None of this adversarial behavior needed to happen. It could have been avoided with the adoption of the Protocol or something like it. Some bishops and other denominational leaders chose to maximize “command and control” in an effort to coerce as many churches into remaining United Methodist as possible. While they may succeed in retaining more churches in the short term, they have created an even more unhealthy denominational environment in the long run. This unhealthy environment will undoubtedly impact the ability of the UM Church to thrive and grow in the future (which it has not since its formation in 1968).
Despite the challenges, at the end of 2022 more than 2,000 congregations had officially disaffiliated from the UM Church and 1,100 of them had officially joined the Global Methodist Church. More churches are still in the pipeline to join the GM Church. It is estimated that an additional 1,000 to 3,000 churches may disaffiliate from the UM Church in 2023 before Par. 2553 expires. A few annual conferences are having special meetings toward the end of the year to approve last-minute disaffiliations.
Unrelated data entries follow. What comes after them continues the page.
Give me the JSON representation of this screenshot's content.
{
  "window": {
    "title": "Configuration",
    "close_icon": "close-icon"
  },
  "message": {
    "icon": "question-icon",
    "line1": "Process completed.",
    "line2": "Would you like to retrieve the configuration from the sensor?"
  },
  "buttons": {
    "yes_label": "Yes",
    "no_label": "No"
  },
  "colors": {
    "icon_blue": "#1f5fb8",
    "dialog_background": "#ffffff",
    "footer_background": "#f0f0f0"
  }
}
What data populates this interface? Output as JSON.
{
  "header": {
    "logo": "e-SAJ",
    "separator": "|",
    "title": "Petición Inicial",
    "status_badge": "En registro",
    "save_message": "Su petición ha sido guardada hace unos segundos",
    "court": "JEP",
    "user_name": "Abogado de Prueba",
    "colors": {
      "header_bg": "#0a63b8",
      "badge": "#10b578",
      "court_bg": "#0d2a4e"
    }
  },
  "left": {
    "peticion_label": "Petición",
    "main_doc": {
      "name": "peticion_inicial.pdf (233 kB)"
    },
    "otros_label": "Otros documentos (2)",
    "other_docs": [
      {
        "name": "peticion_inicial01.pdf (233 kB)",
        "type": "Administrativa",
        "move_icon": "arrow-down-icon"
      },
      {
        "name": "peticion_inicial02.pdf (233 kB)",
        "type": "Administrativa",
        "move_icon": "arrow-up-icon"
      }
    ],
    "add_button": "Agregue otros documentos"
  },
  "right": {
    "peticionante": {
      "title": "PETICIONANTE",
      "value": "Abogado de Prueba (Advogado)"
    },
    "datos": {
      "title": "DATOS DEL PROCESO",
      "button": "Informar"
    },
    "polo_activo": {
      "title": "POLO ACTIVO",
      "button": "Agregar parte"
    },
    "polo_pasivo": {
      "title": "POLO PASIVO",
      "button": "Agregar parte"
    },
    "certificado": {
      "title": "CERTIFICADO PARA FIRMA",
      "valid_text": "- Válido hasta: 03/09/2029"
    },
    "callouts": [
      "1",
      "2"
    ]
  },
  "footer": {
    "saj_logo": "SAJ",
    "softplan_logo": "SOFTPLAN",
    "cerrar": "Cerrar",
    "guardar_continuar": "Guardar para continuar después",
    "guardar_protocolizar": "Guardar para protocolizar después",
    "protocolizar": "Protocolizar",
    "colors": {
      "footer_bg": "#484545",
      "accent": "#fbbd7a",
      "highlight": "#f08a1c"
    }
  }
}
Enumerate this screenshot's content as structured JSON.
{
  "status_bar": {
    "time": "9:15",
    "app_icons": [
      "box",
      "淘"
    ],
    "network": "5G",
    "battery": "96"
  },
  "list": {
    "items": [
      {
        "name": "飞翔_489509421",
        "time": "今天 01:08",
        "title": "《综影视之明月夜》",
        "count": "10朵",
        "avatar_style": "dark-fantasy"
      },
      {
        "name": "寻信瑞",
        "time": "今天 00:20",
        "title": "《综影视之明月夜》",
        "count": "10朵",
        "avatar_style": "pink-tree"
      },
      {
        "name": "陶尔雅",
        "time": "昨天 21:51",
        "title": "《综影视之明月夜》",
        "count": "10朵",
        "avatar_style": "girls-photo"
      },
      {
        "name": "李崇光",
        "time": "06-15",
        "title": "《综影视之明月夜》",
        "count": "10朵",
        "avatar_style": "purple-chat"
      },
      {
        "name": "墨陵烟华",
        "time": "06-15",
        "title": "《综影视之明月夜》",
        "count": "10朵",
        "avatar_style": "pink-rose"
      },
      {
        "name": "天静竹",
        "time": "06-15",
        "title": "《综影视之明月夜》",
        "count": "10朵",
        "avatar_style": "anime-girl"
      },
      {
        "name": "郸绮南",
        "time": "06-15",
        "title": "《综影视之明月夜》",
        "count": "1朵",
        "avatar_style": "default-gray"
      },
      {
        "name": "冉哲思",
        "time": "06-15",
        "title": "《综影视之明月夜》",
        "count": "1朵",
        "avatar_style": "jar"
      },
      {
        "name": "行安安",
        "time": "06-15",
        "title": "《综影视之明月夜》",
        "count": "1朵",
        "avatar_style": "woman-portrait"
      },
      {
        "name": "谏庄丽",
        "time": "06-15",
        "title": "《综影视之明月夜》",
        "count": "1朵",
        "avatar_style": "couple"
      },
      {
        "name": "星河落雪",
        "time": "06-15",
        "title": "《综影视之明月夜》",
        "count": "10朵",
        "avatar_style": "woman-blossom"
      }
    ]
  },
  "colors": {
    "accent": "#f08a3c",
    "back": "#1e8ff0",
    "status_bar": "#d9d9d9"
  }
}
As this account is written in early 2023, changes and developments are happening at a rapid pace. Further Judicial Council decisions are anticipated that may strengthen the denominational hierarchy’s hand. A new exit path is needed to replace the expiring Par. 2553 for local churches that chose to wait for General Conference 2024 or who were locked out of the disaffiliation process for one reason or another. The Council of Bishops now claims that Par. 2553 does not apply outside the U.S. A clearer exit path for annual conferences and local churches outside the U.S. is needed. The need to stay engaged in the conflict through General Conference 2024 and its aftermath ensures that high-stakes confrontations will continue. We continue to pray that God opens a window where every door has been shut.